Eat My Hat


Screen Shot 2016-02-03 at 12.09.40


I feel at times a bit like Cassandra from the Trojan Wars; prophesying on the print sector is not always upbeat. So it is nice when there is some perfectly objective good news is reported and can be celebrated.

So in the UK the latest government statistics for the sector have been published and whilst it is not entirely unalloyed joy, there are some very encouraging signs to report. Overall the sector was reported to be worth £8billion for 2014, close to the £8.5 billion of 2008, the peak before the recession. So with the economy recovering slowly but steadily through 2015, when the figures are published this time next year we can expect to see that at last we are back to the turnover pre-recession.

Interestingly CPI, the Confederation of Paper Industries reported this month that paper and board consumption for 2014 had held at 9.2 million tonnes, the same as 2013; the first year there has not been a drop year-on-year since 2005. It peaked by the way at 12.8 million tonnes in the year 2000.


The winners – Books and others

It was not long ago that pundits forecast the rapid decline of printed books in the face of the e-book onslaught. Yet in a surprise announcement in September 2015, the Association of American Publishers released data showing that e-book sales dropped 10% in the first five months of 2015, compared with the same period last year. It must be added that they also reported a slowdown in printed books but at a much slower rate, down just 2.3%.

Turn to UK Statistics and we see turnover grow from £582 million in 2008 to £952 million in 2014 – perhaps we have broken the £1 billion barrier in 2015, time will tell.

The definitions for government statistics are always a problem but photobooks has grown from £19 million in 2008 to £39 million in 2014.

What is called Stationery and programme print – largely commercial business print has grown from £1.2 billion in 2008 to £1.4 billion in 2014. Probably this is a reflection of the general recovery in the economy.

Trade advertising shows signs of recovery up to £1.6 billion in 2014, albeit still some way short of the £2 billion is was worth in 2008.


The losers – Newspapers, magazines and catalogues

Newspapers is the biggest loser down from £446 million in 2008 to just £138 million in 2014. No wonder that the newspaper sector is struggling with digital sales only modest compensation for the lost hard copy sales.

Magazines fell from £935 million in 2008 to £582 million in 2014 and catalogues down from £559 million in 2008 to £355 million in 2014. In these brutal statistics is the source of all the difficulties for the web-offset sector.


The winning print technologies

The government statistics just highlight turnover and do not attempt to review the mix of production ie the swing to digital print. However when the latest annual Trends report is published by drupa next month, I am confident it will show that there is sustained rapid growth in digital print and even modest growth for sheet-fed offset worldwide.

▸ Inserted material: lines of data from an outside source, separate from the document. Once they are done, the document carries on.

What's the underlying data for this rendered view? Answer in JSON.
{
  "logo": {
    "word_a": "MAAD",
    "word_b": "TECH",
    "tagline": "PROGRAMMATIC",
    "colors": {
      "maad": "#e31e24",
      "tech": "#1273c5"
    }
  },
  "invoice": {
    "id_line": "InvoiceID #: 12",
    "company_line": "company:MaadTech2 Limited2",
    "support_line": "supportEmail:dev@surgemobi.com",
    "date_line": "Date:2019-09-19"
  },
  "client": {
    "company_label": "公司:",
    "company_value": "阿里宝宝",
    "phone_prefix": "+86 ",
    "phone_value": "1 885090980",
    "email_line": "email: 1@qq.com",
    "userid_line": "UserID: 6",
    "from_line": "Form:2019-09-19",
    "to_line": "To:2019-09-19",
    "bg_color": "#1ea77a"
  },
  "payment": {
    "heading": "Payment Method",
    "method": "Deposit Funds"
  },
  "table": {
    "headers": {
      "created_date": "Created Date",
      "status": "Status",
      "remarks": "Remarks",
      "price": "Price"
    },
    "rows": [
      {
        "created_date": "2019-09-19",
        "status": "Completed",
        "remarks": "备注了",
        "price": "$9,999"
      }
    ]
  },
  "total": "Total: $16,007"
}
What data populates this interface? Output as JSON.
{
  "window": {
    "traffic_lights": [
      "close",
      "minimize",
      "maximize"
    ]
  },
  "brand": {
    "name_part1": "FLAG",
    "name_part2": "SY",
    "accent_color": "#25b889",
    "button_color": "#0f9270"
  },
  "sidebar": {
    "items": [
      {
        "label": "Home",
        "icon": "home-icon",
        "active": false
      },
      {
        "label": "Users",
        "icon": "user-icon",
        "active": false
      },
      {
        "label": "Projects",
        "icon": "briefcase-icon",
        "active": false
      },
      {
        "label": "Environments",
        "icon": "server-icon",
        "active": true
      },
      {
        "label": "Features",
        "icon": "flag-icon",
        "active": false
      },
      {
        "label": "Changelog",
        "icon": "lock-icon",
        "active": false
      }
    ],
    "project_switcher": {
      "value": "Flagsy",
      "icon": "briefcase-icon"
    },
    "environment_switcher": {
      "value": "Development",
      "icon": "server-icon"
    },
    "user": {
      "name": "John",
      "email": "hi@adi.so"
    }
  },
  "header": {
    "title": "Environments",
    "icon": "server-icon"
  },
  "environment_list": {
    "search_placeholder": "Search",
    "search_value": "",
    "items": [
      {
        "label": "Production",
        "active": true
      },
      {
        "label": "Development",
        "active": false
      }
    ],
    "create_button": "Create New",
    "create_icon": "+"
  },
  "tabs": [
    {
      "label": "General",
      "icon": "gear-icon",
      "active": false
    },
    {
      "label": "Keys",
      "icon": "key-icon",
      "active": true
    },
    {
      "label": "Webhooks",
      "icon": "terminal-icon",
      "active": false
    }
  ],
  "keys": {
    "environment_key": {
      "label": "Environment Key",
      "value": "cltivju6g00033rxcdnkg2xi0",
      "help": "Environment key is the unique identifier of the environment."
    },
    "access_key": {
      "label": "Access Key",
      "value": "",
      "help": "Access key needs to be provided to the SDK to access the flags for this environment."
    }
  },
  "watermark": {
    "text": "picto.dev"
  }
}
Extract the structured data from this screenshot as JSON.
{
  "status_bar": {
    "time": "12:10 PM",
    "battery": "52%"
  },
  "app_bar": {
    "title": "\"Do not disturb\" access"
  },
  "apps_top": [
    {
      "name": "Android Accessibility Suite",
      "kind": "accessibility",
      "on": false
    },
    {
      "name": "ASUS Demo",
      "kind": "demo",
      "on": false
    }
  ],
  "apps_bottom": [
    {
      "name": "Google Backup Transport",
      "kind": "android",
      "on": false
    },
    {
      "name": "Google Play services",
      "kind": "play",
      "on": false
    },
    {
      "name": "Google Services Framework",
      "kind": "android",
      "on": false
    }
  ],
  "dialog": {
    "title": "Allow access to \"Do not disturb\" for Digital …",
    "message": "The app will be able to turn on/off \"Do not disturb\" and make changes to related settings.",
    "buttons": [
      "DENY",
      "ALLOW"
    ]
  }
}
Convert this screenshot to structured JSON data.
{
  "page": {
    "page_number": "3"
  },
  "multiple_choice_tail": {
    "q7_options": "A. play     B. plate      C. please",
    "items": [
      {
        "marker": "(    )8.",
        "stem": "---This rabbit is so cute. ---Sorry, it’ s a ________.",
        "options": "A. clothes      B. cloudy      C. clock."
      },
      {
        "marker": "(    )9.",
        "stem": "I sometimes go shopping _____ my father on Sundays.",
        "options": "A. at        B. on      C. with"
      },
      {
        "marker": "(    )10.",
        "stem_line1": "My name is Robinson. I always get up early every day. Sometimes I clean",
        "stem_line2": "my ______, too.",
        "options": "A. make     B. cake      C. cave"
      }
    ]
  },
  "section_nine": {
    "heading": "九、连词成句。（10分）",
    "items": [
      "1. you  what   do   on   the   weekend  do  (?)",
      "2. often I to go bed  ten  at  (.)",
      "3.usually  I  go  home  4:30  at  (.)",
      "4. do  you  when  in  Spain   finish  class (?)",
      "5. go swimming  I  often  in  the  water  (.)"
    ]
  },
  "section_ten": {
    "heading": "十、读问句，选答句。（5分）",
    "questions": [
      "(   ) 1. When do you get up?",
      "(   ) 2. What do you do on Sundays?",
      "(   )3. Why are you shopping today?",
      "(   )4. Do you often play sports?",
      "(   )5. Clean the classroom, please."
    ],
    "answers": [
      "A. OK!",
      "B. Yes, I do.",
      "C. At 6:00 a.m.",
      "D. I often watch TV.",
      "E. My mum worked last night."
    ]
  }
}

So there are winners and losers in terms of markets, products and technologies and the ambitious printer needs to note these changes and work out how best to exploit the winners.


Richard Gray – Print Tribe 

Comments are closed.